A single number is expected: the count of lines in the entries below that contain "title".

━━ EXTRACTED ENTRIES

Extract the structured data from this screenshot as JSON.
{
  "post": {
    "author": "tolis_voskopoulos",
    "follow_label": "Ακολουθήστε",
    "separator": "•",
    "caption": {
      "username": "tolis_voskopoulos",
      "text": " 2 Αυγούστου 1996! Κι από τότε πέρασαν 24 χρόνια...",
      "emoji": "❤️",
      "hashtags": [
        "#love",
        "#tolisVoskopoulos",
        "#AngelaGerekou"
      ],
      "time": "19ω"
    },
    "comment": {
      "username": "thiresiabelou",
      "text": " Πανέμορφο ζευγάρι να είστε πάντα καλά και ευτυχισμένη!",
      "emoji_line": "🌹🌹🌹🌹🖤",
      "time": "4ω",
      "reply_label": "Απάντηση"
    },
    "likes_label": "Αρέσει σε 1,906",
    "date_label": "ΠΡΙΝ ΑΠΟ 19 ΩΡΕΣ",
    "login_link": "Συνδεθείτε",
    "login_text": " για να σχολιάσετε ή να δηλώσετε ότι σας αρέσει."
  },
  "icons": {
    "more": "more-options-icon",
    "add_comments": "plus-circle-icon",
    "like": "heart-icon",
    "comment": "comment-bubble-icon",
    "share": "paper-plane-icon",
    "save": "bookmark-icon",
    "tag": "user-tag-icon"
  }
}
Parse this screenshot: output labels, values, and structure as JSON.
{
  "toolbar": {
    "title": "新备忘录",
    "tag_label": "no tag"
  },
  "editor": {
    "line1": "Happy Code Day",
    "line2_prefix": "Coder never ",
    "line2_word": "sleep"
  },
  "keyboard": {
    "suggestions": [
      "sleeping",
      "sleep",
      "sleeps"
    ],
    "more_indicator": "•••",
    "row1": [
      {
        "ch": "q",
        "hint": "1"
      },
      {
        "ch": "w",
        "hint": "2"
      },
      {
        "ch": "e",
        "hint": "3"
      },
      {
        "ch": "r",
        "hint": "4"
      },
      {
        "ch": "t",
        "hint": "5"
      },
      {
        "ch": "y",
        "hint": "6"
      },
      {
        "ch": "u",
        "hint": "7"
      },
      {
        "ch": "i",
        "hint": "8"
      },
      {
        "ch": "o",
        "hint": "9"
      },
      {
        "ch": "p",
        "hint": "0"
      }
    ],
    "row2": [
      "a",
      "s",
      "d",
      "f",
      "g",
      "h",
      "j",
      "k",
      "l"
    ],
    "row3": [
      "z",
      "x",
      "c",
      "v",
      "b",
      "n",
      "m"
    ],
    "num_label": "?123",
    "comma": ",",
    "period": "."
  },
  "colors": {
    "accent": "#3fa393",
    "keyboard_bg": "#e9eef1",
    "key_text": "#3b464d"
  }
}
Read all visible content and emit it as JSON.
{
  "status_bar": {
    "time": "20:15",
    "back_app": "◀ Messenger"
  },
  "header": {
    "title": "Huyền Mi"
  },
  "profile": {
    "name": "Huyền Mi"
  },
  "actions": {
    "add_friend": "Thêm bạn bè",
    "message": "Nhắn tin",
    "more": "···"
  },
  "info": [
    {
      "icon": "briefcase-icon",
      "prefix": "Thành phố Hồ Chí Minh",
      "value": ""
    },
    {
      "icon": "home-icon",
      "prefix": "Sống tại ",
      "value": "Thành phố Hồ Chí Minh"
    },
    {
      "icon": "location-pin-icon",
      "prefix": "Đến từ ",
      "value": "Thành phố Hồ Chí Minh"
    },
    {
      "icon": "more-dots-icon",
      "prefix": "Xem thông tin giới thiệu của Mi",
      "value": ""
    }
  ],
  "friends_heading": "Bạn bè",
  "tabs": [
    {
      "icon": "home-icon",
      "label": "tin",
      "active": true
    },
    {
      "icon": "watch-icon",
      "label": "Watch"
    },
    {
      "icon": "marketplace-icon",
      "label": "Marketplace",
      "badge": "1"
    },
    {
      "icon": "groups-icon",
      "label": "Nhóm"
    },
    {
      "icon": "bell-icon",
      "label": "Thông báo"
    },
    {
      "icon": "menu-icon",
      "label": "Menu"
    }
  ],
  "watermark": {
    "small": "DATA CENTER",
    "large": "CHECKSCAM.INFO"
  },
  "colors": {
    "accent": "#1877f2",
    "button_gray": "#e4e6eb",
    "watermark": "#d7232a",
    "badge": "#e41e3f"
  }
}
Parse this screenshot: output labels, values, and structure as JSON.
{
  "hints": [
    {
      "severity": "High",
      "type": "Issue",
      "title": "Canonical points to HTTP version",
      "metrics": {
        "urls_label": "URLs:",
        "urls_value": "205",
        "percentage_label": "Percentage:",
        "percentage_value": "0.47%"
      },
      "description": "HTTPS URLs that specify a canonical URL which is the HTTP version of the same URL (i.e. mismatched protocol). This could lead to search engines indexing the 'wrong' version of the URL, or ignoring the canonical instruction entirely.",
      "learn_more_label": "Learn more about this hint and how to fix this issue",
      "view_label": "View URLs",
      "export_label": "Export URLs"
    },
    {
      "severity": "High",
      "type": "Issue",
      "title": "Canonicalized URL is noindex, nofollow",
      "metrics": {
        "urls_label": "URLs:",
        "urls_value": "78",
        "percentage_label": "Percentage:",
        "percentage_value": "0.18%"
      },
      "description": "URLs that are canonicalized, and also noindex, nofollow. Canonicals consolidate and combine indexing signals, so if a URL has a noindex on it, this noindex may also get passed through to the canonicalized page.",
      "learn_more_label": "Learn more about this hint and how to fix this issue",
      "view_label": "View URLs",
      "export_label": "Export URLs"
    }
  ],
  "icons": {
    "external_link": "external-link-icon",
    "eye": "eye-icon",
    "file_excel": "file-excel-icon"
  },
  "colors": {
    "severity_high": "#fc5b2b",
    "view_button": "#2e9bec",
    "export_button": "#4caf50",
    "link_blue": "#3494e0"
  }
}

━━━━

== ANSWER SECTION ==
4